Your instructions: Output every entry exactly as given.

Input records:
--- START ---
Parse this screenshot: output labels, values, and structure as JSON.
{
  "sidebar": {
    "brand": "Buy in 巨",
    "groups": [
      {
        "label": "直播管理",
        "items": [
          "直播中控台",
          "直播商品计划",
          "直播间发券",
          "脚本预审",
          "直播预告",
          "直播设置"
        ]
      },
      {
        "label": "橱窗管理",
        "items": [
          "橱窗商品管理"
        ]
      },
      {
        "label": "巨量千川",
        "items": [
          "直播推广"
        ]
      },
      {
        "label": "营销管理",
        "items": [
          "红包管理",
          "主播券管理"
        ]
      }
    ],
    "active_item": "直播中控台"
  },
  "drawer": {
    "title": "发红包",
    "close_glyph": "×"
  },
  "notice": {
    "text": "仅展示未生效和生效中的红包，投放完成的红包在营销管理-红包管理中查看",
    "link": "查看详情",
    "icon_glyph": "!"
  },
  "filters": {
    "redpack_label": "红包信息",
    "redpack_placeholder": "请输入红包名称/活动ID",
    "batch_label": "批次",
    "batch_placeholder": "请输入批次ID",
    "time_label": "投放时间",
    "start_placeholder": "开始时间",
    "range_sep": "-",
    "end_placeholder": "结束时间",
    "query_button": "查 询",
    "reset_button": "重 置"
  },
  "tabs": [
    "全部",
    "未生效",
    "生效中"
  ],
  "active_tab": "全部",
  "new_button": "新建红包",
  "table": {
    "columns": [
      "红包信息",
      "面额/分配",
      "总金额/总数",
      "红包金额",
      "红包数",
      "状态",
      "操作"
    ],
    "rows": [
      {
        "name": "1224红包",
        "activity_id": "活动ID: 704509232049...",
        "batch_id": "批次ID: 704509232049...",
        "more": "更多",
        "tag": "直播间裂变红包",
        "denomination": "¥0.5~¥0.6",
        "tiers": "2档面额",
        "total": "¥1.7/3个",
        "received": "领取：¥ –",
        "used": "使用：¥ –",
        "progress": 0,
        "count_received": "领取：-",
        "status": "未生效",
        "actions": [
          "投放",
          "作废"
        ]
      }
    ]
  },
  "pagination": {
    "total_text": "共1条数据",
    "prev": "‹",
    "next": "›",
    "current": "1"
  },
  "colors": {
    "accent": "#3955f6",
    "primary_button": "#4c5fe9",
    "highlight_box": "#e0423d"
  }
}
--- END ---
Answer box:
Parse this screenshot: output labels, values, and structure as JSON.
{
  "sidebar": {
    "brand": "Buy in 巨",
    "groups": [
      {
        "label": "直播管理",
        "items": [
          "直播中控台",
          "直播商品计划",
          "直播间发券",
          "脚本预审",
          "直播预告",
          "直播设置"
        ]
      },
      {
        "label": "橱窗管理",
        "items": [
          "橱窗商品管理"
        ]
      },
      {
        "label": "巨量千川",
        "items": [
          "直播推广"
        ]
      },
      {
        "label": "营销管理",
        "items": [
          "红包管理",
          "主播券管理"
        ]
      }
    ],
    "active_item": "直播中控台"
  },
  "drawer": {
    "title": "发红包",
    "close_glyph": "×"
  },
  "notice": {
    "text": "仅展示未生效和生效中的红包，投放完成的红包在营销管理-红包管理中查看",
    "link": "查看详情",
    "icon_glyph": "!"
  },
  "filters": {
    "redpack_label": "红包信息",
    "redpack_placeholder": "请输入红包名称/活动ID",
    "batch_label": "批次",
    "batch_placeholder": "请输入批次ID",
    "time_label": "投放时间",
    "start_placeholder": "开始时间",
    "range_sep": "-",
    "end_placeholder": "结束时间",
    "query_button": "查 询",
    "reset_button": "重 置"
  },
  "tabs": [
    "全部",
    "未生效",
    "生效中"
  ],
  "active_tab": "全部",
  "new_button": "新建红包",
  "table": {
    "columns": [
      "红包信息",
      "面额/分配",
      "总金额/总数",
      "红包金额",
      "红包数",
      "状态",
      "操作"
    ],
    "rows": [
      {
        "name": "1224红包",
        "activity_id": "活动ID: 704509232049...",
        "batch_id": "批次ID: 704509232049...",
        "more": "更多",
        "tag": "直播间裂变红包",
        "denomination": "¥0.5~¥0.6",
        "tiers": "2档面额",
        "total": "¥1.7/3个",
        "received": "领取：¥ –",
        "used": "使用：¥ –",
        "progress": 0,
        "count_received": "领取：-",
        "status": "未生效",
        "actions": [
          "投放",
          "作废"
        ]
      }
    ]
  },
  "pagination": {
    "total_text": "共1条数据",
    "prev": "‹",
    "next": "›",
    "current": "1"
  },
  "colors": {
    "accent": "#3955f6",
    "primary_button": "#4c5fe9",
    "highlight_box": "#e0423d"
  }
}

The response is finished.